Summer is the growing season for trees, and it’s also the active season for insect and disease pests that can threaten our community trees and ecosystems. No area of the country is immune to invasive and destructive community forest pest threats. Whether it’s the western bark beetle, or emerald ash beetle, or thousand cankers disease, our trees are under attack.
Now is a great time to monitor for these threats and take action before it’s too late. When it comes to proactively managing community forests, the adage “An ounce of prevention is worth a pound of cure” is clearly appropriate.
If we don’t identify and properly manage insects and disease, we risk losing all the benefits trees provide us, and we allow safety risks to develop in our communities. Here’s just one example of the magnitude of impact insects can have on our trees, our cities, and our economy, as reported by the U.S. Forest Service: “ Wood- and phloem boring insects are anticipated to cause the largest economic impacts by annually inducing nearly $1.7 billion in local government expenditures and approximately $830
million in lost residential property values.”
To find out more about the insect and disease threats in your city, county, state or region, visit the Forest Service’s Forest Health Mapping and Reporting portal. Here you will find current maps, summary reports, and an extensive resource database on all insect and disease threats in the United States.
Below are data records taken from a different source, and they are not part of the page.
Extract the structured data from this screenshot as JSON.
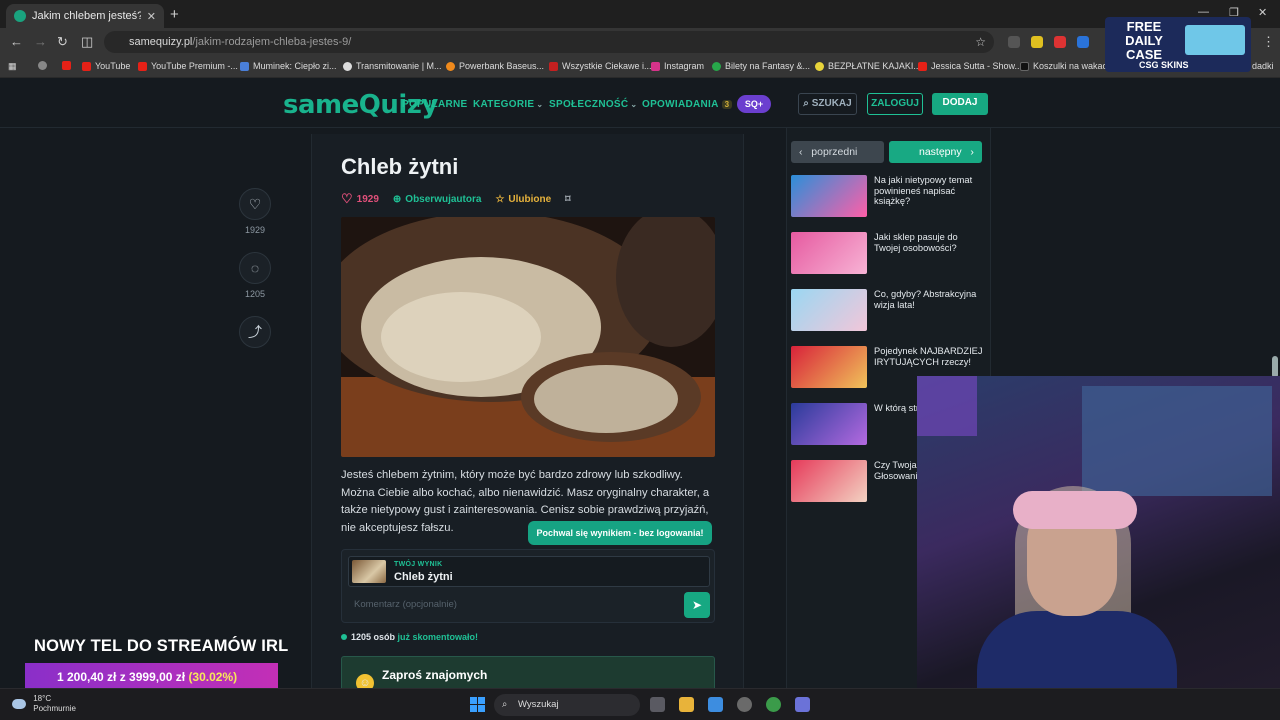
{
  "browser": {
    "tab_title": "Jakim chlebem jesteś? | sameQ",
    "address_host": "samequizy.pl",
    "address_path": "/jakim-rodzajem-chleba-jestes-9/",
    "bookmarks": [
      "YouTube",
      "YouTube Premium -...",
      "Muminek: Ciepło zi...",
      "Transmitowanie | M...",
      "Powerbank Baseus...",
      "Wszystkie Ciekawe i...",
      "Instagram",
      "Bilety na Fantasy &...",
      "BEZPŁATNE KAJAKI...",
      "Jessica Sutta - Show...",
      "Koszulki na wakacje...",
      "dadki"
    ]
  },
  "promo": {
    "line1": "FREE DAILY CASE",
    "line2": "CSG SKINS"
  },
  "header": {
    "logo_a": "same",
    "logo_b": "Q",
    "logo_c": "uizy",
    "nav": [
      "POPULARNE",
      "KATEGORIE",
      "SPOŁECZNOŚĆ",
      "OPOWIADANIA"
    ],
    "stories_badge": "3",
    "sq_label": "SQ+",
    "search_label": "SZUKAJ",
    "login_label": "ZALOGUJ",
    "add_label": "DODAJ"
  },
  "rail": {
    "likes": "1929",
    "comments": "1205"
  },
  "article": {
    "title": "Chleb żytni",
    "likes": "1929",
    "follow_label": "Obserwujautora",
    "fav_label": "Ulubione",
    "description": "Jesteś chlebem żytnim, który może być bardzo zdrowy lub szkodliwy. Można Ciebie albo kochać, albo nienawidzić. Masz oryginalny charakter, a także nietypowy gust i zainteresowania. Cenisz sobie prawdziwą przyjaźń, nie akceptujesz fałszu.",
    "share_tip": "Pochwal się wynikiem - bez logowania!",
    "result_label": "TWÓJ WYNIK",
    "result_value": "Chleb żytni",
    "comment_placeholder": "Komentarz (opcjonalnie)",
    "commented_count": "1205 osób",
    "commented_suffix": "już skomentowało!",
    "invite_title": "Zaproś znajomych"
  },
  "sidebar": {
    "prev_label": "poprzedni",
    "next_label": "następny",
    "items": [
      {
        "text": "Na jaki nietypowy temat powinieneś napisać książkę?"
      },
      {
        "text": "Jaki sklep pasuje do Twojej osobowości?"
      },
      {
        "text": "Co, gdyby? Abstrakcyjna wizja lata!"
      },
      {
        "text": "Pojedynek NAJBARDZIEJ IRYTUJĄCYCH rzeczy!"
      },
      {
        "text": "W którą str Twoje życi"
      },
      {
        "text": "Czy Twoja narzekała Głosowani"
      }
    ]
  },
  "overlay": {
    "headline": "NOWY TEL DO STREAMÓW IRL",
    "progress_text": "1 200,40 zł z 3999,00 zł",
    "progress_pct": "(30.02%)"
  },
  "taskbar": {
    "temp": "18°C",
    "weather": "Pochmurnie",
    "search": "Wyszukaj"
  }
}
To learn more about correctly monitoring and diagnosing tree disease and insect issues, the Ohio State University’s Cooperative Extension published several guides on integrated pest management (IPM), and this particularly good guide, “20 Questions on Plant Diagnosis.”